As I reflect on 20 or so years involved in different forms of Christian ministry, one thing that strikes me is the number of pastors and church workers that I know who have experienced broken-ness in some way.
I know people who have experienced the broken-ness that comes through serious illness in themselves or in those they love.
I know people who have experienced the broken-ness that comes through personal sin.
I know people who have experienced the broken-ness that comes through projects, ministries, churches crashing and burning in spite of their most earnest efforts and prayers.
My wife and I experienced a broken-ness that came through near financial ruin.
Many different stories, many different forms but the common experience of being broken.
In meditating on this I was reminded of the quote often attributed to Martin Luther,
“He whom God decides to use, first He batters to pieces”
It is important here not to slide into some kind of heretical view of a merciless God who takes a perverse pleasure in causing His people pain.
Nothing could be further from the truth.
On Calvary our God showed us the degree of His love for us; that love can never again be called into question.
Yet the problem remains, why do those who seem most ready to sacrificially devote themselves to working with Him, often go through the most difficult experiences of broken-ness?
The answer must be that this is nothing other than an expression of God’s love.
That He allows these painful experiences in order to achieve something deep and significant in our lives.
That somehow these experiences can be redeemed, can lead to our ultimate good, can bring good into the world.
There is always a mystery in suffering and as Saint Paul said, in this life “We only see in part”. There is not, and will not be, this side of glory, any tidy, conclusive and satisfying explanation.
But there are signs, evidences, glimpses that something positive is being achieved by all this pain.
We see that broken-ness is often an inoculation against pride and against self-reliance.
Both of which are fatal to our involvement in God’s purposes.
St Paul talked in such terms about his unspecified “thorn in the flesh”. Some form of suffering which God allowed in his life and gave him to understand served as a shield and a guard against pride; a pride which might have resulted because of the incredible, divine revelations that St Paul had experienced (2 Corinthians 12:7).
And yet there is also another dimension to this.

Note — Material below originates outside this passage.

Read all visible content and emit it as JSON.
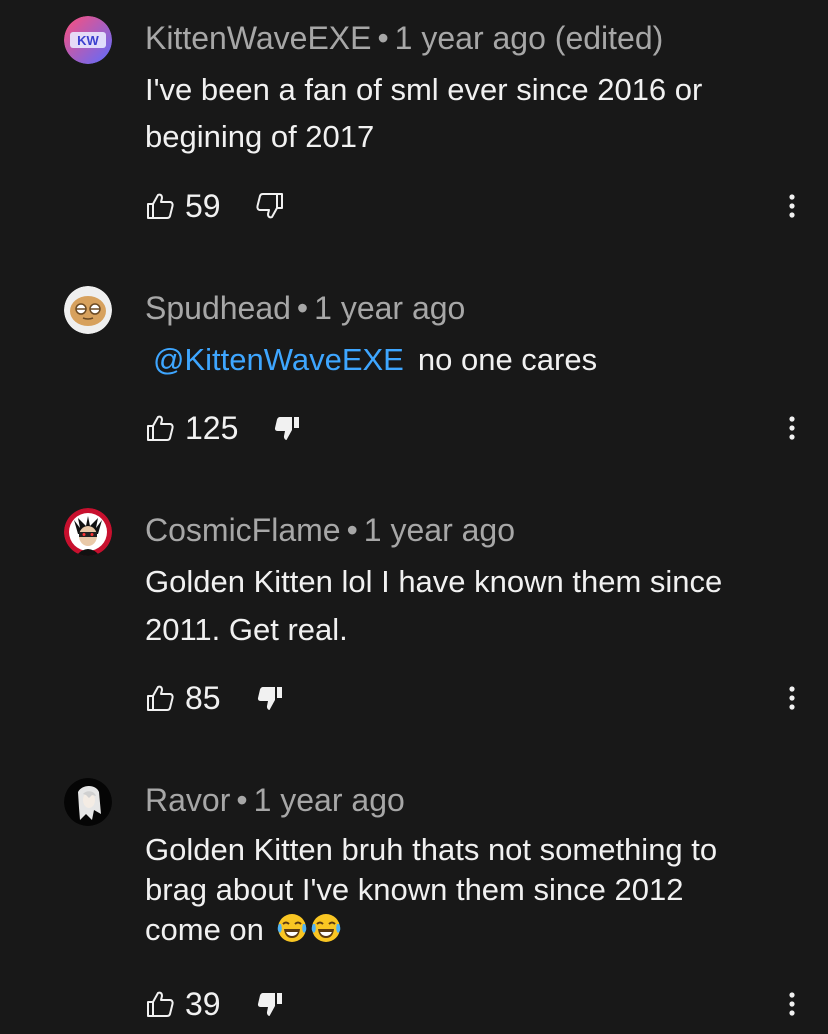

In the face of our very obvious broken-ness, anything that we achieve becomes more clearly associated with God’s working in us, rather than as being thought of as merely the result of our own natural talents and powers.
The treasure shines all the brighter for being displayed in a jar of clay (2 Corinthians 4:7).

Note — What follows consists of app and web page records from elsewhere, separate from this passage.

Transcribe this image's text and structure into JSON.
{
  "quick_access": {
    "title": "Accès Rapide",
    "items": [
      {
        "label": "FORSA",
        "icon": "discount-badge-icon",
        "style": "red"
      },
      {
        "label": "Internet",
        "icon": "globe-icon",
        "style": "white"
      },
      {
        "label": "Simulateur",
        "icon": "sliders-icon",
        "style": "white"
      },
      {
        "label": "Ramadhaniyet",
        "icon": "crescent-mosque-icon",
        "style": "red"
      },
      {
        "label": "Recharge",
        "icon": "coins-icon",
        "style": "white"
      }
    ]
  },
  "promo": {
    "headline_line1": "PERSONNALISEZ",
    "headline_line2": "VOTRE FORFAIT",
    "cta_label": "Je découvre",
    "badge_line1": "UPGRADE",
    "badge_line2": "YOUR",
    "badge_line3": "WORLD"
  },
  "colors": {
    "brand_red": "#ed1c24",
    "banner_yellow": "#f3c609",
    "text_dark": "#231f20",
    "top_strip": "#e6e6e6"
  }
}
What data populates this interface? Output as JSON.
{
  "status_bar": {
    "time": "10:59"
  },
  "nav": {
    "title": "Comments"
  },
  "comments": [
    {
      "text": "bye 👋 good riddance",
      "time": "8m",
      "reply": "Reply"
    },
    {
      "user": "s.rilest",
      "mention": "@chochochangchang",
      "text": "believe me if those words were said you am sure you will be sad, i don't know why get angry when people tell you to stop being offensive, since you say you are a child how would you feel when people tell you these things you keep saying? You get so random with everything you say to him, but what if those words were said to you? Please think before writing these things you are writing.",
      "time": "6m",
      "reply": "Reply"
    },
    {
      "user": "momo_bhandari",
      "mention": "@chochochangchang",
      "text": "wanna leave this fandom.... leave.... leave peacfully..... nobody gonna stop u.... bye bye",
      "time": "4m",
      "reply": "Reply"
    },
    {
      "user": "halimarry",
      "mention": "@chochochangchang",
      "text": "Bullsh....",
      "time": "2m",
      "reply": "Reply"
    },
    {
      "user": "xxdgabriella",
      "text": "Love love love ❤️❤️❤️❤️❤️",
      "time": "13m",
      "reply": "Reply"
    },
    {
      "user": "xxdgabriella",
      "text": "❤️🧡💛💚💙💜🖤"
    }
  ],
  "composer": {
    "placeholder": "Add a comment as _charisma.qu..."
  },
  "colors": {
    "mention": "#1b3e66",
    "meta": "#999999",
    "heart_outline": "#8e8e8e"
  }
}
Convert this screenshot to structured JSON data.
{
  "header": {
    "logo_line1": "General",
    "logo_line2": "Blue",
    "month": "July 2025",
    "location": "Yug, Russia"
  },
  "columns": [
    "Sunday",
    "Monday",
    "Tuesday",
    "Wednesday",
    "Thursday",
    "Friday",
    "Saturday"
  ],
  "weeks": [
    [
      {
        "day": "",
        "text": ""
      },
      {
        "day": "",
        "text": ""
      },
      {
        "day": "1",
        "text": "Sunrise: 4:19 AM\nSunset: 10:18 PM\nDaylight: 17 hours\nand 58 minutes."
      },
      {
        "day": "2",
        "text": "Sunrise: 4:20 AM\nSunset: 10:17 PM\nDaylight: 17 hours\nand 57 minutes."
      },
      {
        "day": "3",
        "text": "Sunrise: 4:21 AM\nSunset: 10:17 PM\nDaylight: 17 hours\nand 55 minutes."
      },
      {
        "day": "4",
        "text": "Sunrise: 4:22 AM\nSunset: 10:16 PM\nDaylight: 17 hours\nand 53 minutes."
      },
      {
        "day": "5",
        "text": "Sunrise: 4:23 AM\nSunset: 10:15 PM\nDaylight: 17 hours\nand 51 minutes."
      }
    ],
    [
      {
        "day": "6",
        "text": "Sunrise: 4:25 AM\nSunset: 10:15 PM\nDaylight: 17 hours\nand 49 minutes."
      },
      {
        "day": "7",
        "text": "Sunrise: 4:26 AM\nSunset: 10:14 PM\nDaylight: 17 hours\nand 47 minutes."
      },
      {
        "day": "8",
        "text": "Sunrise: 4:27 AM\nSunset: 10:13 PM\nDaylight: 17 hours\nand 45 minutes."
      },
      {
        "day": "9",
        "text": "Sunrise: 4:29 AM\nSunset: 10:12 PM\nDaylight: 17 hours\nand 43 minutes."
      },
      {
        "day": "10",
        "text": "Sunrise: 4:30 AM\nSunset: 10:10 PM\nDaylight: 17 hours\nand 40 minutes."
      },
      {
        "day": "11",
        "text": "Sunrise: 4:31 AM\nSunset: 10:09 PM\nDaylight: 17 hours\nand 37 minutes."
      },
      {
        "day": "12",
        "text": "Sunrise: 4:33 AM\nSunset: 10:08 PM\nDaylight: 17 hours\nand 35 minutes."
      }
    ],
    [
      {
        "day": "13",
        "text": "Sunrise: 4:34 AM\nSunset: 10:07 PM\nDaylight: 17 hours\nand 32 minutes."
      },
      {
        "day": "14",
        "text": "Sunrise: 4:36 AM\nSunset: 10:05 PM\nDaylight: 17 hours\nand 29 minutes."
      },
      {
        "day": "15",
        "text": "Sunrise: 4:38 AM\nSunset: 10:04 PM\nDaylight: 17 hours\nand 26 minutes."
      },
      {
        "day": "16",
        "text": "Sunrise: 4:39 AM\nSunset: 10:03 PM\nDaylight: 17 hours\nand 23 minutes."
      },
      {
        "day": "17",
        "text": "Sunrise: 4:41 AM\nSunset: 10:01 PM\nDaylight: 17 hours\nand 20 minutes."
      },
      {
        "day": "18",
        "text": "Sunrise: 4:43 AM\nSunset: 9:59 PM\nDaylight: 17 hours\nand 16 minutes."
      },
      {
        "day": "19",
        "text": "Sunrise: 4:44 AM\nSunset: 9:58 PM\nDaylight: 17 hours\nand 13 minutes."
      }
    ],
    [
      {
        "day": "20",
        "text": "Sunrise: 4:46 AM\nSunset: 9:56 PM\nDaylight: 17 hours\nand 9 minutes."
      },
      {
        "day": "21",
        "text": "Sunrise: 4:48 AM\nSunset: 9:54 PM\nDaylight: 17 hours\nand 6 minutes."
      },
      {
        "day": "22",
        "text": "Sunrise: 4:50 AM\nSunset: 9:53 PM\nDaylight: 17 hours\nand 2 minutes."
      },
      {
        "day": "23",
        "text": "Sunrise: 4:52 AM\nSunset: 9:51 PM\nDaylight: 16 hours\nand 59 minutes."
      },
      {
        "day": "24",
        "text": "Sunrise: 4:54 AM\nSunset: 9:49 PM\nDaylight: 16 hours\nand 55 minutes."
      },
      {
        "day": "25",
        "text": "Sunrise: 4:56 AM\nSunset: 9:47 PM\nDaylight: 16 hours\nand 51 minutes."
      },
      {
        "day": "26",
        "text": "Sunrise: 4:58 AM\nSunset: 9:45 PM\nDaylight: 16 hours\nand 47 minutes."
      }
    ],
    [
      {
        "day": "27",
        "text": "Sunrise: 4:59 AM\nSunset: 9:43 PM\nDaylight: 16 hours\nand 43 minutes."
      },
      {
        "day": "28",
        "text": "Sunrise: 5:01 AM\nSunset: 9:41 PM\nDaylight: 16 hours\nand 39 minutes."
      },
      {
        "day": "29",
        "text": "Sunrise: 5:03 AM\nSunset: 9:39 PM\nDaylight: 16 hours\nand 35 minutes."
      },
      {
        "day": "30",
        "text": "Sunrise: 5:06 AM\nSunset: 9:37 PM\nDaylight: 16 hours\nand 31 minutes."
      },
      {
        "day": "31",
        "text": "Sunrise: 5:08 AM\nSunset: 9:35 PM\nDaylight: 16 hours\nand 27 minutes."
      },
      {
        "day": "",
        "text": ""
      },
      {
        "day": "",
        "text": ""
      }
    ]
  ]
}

And yet, there is still more. The Great Craftsman is so deft that He not only works with broken tools, but He often fixes them as He goes.
Any decent craftsman can fix a problem if he’s got the right tools, but only a truly great craftsman can do it using nothing but broken tolls. The Greatest Craftsman of All is so good that He only uses broken tools. Sometimes he deliberately picks the most broken people to accomplish His purposes and somehow, He actually fixes the tools in the process
Reading the first draft of this article a friend reminded me of the Japanese art of Kintsukuroi . The name means literally “golden repair” and is the Japanese art of fixing broken pottery with lacquer that is dusted or mixed with powdered gold, silver, or platinum.
My friend reminded me that not only is God capable of repairing our broken-ness but he has the skill and the power to make us even better than before.
His divine repairs can bring a beauty to our lives that surpasses what they were even before they got broken.
And that is what excites me about the Christian God!
 Sam Marshall quoted in Keith Ellerbrock, Broken Tools in God’s Hands, Xulon Press, 2010, pxiv